- Task objective
In the material below, identify each line bearing the word "Records". Reproduce those lines.

- Input data
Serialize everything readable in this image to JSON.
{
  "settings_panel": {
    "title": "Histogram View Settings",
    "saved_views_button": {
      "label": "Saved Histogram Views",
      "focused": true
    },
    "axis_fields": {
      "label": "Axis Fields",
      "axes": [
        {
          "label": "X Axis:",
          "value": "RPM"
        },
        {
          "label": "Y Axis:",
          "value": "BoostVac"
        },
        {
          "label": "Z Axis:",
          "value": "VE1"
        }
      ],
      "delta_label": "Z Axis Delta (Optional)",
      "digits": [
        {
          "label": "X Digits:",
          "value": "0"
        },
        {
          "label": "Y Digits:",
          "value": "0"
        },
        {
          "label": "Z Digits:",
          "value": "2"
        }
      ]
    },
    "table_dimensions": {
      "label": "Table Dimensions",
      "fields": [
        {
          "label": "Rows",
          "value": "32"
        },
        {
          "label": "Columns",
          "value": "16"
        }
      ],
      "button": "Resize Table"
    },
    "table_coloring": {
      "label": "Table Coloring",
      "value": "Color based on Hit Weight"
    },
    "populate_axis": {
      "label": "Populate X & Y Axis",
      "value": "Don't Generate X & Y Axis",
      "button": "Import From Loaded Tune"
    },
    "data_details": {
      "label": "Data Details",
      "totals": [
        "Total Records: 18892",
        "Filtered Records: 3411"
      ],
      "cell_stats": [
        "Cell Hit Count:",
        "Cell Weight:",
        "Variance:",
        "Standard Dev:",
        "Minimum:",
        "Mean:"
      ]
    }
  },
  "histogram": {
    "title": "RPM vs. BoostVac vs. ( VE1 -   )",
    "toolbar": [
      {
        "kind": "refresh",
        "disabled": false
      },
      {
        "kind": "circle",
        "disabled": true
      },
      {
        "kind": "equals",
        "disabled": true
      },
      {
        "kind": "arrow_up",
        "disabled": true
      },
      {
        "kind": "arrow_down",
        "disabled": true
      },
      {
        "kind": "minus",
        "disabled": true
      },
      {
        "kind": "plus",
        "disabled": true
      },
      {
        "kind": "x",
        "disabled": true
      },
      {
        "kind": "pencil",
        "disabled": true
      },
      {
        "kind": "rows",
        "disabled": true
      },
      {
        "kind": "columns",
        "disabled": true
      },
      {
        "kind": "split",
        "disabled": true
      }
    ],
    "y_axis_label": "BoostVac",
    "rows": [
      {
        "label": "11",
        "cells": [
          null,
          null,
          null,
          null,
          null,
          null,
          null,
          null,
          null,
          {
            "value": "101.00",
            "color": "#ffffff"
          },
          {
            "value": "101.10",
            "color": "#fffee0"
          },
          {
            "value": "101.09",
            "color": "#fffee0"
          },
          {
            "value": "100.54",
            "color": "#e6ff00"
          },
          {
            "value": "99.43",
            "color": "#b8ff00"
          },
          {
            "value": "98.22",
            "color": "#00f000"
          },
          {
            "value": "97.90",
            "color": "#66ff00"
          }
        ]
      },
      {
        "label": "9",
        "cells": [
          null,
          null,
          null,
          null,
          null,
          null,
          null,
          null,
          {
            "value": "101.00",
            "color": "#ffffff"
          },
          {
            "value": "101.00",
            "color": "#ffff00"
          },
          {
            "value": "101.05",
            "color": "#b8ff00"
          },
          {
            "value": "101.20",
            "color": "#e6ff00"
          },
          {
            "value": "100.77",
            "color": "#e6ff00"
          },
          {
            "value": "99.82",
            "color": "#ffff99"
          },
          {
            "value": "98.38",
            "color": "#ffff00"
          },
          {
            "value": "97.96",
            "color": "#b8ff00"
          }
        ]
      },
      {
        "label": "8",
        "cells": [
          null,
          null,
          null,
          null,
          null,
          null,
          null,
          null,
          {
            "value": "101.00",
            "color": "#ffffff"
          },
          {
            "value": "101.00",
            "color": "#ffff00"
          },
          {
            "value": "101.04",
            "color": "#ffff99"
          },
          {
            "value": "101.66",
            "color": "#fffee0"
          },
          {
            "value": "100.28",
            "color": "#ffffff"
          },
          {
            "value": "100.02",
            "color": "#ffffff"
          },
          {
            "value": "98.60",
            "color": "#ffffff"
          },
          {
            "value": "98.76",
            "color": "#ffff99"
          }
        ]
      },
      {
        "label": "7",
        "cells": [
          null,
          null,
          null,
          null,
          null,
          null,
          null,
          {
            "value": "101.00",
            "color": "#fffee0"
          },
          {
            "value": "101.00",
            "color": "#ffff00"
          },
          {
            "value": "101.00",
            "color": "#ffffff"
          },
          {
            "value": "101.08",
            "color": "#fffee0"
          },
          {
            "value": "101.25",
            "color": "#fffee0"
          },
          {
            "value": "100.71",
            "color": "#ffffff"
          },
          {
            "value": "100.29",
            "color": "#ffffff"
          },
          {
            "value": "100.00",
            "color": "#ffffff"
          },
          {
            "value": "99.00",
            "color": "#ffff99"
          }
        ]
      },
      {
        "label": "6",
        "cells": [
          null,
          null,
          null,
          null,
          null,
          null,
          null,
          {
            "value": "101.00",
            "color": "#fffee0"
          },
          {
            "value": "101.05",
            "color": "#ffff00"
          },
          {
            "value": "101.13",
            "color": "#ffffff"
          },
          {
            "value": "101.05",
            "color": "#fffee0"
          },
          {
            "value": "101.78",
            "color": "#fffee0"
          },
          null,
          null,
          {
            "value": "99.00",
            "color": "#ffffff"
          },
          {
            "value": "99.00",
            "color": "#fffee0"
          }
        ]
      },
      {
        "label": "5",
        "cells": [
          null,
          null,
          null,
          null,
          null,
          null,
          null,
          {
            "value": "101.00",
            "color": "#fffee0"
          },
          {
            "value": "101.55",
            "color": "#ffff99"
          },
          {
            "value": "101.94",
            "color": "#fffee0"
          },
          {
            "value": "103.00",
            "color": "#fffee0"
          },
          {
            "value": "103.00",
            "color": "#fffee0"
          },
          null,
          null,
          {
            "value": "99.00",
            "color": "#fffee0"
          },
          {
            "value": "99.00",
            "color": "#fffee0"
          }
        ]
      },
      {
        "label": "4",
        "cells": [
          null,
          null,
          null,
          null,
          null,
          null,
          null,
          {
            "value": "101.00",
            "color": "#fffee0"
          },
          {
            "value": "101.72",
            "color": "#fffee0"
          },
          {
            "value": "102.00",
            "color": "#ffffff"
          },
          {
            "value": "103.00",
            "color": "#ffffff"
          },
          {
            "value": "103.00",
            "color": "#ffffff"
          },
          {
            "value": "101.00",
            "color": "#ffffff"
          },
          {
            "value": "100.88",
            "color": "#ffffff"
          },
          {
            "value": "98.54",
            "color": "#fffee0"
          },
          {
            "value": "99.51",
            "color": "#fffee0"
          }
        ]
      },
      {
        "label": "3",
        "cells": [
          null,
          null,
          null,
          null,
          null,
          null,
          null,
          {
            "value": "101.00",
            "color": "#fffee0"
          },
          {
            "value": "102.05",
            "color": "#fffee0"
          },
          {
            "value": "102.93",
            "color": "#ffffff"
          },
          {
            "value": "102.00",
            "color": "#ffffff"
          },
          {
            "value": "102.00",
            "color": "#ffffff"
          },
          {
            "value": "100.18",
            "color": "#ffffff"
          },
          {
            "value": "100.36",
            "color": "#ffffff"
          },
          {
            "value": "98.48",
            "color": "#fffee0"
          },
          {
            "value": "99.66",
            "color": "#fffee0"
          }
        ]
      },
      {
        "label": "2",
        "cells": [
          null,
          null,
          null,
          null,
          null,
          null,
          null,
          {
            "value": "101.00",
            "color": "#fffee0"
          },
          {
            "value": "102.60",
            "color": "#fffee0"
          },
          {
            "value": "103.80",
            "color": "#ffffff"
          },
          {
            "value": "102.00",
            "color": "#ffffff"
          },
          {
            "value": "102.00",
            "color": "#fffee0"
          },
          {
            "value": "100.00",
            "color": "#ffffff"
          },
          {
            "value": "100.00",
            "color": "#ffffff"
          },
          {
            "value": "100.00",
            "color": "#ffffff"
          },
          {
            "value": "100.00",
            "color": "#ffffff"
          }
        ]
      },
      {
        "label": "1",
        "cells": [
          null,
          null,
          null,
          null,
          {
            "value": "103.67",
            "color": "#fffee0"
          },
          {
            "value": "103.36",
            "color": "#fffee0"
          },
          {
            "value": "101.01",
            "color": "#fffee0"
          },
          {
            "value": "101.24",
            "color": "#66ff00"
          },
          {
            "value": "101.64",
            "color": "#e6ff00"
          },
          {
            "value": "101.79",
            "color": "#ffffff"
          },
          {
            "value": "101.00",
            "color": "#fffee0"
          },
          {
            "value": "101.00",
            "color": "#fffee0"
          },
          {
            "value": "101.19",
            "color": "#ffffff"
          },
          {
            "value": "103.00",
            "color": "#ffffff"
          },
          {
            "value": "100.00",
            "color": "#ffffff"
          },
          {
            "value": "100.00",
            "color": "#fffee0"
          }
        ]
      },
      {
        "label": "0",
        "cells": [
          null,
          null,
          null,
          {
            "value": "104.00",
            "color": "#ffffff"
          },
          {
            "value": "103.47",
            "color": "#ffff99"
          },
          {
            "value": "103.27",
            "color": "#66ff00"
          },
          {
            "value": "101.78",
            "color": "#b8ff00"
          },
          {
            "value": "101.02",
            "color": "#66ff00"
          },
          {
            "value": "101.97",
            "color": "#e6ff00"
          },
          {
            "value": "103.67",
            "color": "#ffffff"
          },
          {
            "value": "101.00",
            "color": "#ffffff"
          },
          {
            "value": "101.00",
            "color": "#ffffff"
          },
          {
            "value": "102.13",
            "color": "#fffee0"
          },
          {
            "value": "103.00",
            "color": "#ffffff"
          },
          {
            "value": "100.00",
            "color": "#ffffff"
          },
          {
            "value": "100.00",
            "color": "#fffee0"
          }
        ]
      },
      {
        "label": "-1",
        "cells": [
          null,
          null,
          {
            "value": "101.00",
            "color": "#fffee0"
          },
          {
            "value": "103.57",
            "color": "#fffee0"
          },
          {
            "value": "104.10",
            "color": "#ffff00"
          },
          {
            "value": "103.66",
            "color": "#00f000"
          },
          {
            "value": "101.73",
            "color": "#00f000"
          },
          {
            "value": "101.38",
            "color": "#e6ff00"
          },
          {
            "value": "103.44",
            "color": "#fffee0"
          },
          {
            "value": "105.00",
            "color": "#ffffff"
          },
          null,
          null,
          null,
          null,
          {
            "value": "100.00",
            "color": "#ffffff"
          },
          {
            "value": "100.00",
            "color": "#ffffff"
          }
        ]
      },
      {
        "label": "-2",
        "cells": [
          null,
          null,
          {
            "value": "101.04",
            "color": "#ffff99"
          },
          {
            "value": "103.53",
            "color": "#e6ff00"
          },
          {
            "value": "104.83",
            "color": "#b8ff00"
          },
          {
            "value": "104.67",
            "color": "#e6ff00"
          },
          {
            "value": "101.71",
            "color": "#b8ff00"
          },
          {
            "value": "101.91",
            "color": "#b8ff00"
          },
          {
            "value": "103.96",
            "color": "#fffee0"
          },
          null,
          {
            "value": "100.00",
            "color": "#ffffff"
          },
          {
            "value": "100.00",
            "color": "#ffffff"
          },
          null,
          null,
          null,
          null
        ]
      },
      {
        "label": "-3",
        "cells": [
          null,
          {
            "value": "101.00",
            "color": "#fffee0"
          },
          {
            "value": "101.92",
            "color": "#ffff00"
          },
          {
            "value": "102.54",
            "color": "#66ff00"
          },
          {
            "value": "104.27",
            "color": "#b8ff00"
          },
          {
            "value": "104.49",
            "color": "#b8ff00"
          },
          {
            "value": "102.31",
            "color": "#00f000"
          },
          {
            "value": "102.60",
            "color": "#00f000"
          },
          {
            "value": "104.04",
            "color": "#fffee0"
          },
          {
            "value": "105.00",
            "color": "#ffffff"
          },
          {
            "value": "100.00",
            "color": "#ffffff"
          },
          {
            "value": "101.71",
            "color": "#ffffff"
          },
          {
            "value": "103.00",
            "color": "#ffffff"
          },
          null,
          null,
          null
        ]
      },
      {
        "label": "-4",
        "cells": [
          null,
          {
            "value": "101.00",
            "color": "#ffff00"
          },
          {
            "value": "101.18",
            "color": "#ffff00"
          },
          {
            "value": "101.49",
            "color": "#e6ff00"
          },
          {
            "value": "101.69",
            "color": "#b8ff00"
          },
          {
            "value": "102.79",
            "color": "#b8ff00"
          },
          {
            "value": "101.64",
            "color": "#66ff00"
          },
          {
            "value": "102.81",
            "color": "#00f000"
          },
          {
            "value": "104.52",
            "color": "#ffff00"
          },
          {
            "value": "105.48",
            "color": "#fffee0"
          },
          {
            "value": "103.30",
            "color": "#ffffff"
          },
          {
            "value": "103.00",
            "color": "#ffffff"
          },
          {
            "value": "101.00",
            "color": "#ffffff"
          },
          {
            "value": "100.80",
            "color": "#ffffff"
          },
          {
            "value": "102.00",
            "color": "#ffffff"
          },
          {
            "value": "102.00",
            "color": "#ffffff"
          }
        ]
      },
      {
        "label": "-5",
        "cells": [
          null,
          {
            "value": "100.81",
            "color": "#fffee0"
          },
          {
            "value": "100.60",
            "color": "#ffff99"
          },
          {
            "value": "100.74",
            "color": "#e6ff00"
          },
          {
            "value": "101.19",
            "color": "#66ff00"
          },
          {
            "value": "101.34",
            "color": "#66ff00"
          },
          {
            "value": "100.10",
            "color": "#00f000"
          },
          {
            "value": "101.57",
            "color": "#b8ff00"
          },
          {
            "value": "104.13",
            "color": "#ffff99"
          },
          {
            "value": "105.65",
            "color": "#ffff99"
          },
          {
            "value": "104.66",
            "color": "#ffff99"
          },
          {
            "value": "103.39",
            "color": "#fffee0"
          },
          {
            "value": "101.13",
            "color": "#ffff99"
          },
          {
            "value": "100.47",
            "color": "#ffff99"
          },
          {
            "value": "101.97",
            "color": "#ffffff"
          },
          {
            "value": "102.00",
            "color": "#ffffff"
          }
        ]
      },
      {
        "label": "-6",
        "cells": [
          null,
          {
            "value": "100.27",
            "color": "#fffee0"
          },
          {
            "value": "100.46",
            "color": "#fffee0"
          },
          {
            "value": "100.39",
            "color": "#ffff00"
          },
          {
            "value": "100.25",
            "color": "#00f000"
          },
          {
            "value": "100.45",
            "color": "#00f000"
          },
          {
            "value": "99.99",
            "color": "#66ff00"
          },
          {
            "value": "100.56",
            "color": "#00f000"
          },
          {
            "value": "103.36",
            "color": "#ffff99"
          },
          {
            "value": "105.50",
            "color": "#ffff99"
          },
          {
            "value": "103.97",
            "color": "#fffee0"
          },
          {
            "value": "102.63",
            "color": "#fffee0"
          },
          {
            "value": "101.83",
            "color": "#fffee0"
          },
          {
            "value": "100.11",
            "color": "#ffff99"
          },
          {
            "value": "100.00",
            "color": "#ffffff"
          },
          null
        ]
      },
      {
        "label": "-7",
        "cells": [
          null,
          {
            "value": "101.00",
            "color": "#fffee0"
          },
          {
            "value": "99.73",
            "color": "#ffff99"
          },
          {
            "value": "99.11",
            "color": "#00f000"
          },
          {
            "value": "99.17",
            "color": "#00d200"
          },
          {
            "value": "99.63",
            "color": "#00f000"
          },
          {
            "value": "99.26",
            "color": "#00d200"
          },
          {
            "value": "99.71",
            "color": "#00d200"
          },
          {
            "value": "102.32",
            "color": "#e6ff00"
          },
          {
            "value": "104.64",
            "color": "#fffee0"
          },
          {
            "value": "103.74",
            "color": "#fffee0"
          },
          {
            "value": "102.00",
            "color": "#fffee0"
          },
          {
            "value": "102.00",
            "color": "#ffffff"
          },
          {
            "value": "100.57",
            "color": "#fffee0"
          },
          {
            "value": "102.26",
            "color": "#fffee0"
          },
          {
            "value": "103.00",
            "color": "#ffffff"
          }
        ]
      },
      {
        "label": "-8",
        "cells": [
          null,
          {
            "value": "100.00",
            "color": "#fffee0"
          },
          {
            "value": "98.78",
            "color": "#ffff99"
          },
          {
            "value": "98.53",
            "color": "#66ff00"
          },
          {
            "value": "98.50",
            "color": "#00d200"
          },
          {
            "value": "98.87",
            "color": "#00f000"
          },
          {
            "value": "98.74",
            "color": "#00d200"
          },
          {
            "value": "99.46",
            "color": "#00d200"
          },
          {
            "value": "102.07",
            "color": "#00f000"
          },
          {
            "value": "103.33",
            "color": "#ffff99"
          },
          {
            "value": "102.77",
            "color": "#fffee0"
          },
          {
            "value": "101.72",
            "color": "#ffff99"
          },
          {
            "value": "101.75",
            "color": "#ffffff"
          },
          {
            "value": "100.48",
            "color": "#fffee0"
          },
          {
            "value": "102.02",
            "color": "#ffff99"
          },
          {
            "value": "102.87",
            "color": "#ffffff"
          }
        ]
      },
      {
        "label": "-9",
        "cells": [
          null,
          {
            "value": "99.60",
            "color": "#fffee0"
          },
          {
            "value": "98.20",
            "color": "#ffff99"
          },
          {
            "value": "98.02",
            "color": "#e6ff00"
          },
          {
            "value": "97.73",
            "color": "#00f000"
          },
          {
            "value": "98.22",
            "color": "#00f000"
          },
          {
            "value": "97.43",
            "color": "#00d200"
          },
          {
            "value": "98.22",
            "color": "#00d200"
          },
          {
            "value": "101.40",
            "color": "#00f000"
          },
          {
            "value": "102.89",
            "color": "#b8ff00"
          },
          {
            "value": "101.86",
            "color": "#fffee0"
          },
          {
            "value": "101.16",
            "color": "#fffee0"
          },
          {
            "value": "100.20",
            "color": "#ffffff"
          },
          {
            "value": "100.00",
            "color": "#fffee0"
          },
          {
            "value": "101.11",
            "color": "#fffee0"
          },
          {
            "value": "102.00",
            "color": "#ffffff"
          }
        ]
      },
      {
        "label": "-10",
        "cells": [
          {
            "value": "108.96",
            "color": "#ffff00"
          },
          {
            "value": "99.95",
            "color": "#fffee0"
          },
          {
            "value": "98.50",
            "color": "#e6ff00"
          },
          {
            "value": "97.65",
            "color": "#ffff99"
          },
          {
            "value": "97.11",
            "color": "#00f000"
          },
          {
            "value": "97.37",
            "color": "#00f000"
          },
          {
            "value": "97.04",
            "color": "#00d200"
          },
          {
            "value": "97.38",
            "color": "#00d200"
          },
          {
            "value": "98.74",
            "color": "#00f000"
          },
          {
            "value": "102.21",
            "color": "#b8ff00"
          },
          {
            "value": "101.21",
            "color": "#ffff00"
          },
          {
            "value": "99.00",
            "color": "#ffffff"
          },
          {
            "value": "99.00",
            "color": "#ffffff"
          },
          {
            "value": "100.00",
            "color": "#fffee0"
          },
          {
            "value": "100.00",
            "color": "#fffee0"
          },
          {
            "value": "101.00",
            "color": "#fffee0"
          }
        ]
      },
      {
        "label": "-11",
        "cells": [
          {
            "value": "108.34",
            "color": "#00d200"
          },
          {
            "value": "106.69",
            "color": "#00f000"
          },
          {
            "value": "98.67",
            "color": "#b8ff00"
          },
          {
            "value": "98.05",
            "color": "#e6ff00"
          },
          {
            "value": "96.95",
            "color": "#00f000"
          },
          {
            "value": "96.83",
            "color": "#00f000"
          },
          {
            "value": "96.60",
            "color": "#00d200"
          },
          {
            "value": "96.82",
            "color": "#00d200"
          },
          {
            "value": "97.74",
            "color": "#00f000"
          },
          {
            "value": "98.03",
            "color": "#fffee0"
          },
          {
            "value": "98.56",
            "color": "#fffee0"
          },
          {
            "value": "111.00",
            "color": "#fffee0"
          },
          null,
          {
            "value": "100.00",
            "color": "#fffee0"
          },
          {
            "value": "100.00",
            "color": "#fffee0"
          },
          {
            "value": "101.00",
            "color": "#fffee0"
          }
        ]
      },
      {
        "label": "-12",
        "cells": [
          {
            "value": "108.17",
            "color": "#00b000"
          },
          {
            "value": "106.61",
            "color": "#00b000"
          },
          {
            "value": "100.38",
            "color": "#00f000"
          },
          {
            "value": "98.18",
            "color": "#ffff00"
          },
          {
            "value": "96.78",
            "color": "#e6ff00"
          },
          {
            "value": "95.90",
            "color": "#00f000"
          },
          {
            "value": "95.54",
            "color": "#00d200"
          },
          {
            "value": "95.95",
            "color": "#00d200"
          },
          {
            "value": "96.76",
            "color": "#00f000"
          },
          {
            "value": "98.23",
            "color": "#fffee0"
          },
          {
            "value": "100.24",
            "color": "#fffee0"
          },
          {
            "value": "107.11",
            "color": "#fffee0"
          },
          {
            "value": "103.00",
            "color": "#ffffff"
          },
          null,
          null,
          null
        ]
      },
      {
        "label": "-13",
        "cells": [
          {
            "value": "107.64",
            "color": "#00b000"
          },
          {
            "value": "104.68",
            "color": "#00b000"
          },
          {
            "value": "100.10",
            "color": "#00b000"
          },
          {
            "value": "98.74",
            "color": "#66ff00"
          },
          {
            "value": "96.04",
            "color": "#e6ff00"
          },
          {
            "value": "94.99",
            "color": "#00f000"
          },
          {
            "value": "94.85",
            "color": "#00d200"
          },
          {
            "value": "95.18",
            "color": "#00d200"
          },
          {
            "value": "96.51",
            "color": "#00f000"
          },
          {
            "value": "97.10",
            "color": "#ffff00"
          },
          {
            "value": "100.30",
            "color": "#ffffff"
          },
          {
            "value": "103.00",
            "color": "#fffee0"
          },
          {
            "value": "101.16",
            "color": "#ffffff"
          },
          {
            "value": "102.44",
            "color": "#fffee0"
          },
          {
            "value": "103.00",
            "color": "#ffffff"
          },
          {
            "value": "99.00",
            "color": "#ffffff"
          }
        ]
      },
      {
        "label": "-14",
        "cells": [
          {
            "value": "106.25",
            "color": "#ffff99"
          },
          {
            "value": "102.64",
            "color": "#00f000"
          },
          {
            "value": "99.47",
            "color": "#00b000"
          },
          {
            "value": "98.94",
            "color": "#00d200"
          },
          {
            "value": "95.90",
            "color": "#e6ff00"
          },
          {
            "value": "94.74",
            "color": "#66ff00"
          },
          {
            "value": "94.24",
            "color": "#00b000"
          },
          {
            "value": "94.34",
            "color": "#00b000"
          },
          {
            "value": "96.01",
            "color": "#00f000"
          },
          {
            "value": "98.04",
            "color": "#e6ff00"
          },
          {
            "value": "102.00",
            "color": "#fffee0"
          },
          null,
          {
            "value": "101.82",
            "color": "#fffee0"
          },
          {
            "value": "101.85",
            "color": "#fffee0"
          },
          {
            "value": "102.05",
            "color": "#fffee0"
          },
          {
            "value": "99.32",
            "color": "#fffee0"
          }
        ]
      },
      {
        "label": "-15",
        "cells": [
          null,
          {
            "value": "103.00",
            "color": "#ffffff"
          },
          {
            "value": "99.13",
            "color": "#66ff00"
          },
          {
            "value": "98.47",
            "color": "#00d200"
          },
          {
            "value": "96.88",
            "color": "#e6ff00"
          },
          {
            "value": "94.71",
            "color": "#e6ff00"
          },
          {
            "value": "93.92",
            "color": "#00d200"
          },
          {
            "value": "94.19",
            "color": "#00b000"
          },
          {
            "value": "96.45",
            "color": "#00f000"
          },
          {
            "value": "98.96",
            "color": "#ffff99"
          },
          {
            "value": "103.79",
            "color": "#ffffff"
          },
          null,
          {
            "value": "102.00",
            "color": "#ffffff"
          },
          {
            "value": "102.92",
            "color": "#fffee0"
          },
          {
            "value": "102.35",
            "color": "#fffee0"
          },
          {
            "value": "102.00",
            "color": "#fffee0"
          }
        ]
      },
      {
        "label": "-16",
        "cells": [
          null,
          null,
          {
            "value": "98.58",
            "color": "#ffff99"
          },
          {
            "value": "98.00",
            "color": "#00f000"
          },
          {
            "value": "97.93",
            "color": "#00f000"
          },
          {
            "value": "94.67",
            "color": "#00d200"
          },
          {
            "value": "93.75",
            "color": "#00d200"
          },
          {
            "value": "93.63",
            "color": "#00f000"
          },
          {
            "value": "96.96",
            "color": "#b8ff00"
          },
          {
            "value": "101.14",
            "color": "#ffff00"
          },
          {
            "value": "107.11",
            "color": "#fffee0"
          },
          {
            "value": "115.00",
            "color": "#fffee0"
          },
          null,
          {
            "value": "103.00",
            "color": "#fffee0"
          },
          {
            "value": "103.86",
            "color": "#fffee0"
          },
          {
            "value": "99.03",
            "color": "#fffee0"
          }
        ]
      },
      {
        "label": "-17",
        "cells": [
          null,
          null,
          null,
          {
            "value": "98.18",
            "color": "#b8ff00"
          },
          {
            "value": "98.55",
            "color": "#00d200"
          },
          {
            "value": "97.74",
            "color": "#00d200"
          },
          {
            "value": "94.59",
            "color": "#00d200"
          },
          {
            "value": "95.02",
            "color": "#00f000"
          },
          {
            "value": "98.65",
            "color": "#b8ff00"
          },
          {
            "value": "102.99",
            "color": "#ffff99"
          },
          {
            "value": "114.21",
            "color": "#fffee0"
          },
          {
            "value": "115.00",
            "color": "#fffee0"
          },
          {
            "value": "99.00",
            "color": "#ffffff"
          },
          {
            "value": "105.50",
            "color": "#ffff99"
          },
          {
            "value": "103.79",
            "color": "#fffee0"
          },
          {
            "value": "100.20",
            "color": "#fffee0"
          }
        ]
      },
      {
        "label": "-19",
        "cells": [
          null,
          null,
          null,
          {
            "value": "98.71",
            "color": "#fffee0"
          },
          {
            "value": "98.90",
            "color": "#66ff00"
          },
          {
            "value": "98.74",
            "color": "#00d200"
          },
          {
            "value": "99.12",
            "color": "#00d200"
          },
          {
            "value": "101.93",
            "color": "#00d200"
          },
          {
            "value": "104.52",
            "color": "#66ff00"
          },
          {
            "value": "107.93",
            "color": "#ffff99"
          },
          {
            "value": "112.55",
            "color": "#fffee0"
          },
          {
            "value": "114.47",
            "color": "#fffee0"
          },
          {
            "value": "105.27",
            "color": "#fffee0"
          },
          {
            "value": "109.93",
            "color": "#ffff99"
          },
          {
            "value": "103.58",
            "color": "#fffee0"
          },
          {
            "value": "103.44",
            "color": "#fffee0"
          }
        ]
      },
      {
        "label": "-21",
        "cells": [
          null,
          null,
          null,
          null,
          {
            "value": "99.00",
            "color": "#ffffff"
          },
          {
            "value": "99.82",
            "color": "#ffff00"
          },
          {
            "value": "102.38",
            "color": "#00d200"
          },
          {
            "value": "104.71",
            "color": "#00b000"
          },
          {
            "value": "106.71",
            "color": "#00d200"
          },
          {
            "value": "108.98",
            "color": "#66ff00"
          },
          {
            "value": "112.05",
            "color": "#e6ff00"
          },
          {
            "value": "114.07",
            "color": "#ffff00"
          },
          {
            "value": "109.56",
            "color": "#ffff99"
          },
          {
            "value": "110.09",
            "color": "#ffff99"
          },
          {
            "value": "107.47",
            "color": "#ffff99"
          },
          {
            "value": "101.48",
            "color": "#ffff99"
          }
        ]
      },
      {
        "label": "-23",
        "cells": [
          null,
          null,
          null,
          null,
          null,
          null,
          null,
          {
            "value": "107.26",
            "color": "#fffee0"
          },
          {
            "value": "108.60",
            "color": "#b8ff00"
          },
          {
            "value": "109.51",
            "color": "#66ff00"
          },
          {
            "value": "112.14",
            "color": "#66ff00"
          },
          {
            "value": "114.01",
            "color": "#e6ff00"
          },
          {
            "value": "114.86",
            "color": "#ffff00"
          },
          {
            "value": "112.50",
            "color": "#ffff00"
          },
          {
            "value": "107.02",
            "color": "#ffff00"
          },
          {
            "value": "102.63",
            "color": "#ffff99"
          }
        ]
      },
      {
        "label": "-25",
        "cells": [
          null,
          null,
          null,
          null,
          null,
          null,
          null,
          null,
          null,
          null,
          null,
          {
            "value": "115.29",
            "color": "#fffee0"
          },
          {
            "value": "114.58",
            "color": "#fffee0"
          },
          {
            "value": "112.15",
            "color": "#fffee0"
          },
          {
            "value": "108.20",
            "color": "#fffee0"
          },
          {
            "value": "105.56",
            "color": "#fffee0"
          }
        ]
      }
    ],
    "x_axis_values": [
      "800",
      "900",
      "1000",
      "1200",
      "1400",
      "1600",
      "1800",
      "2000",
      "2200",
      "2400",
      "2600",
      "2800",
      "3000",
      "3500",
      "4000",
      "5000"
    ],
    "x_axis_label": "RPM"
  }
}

- Your response
        "Total Records: 18892",
        "Filtered Records: 3411"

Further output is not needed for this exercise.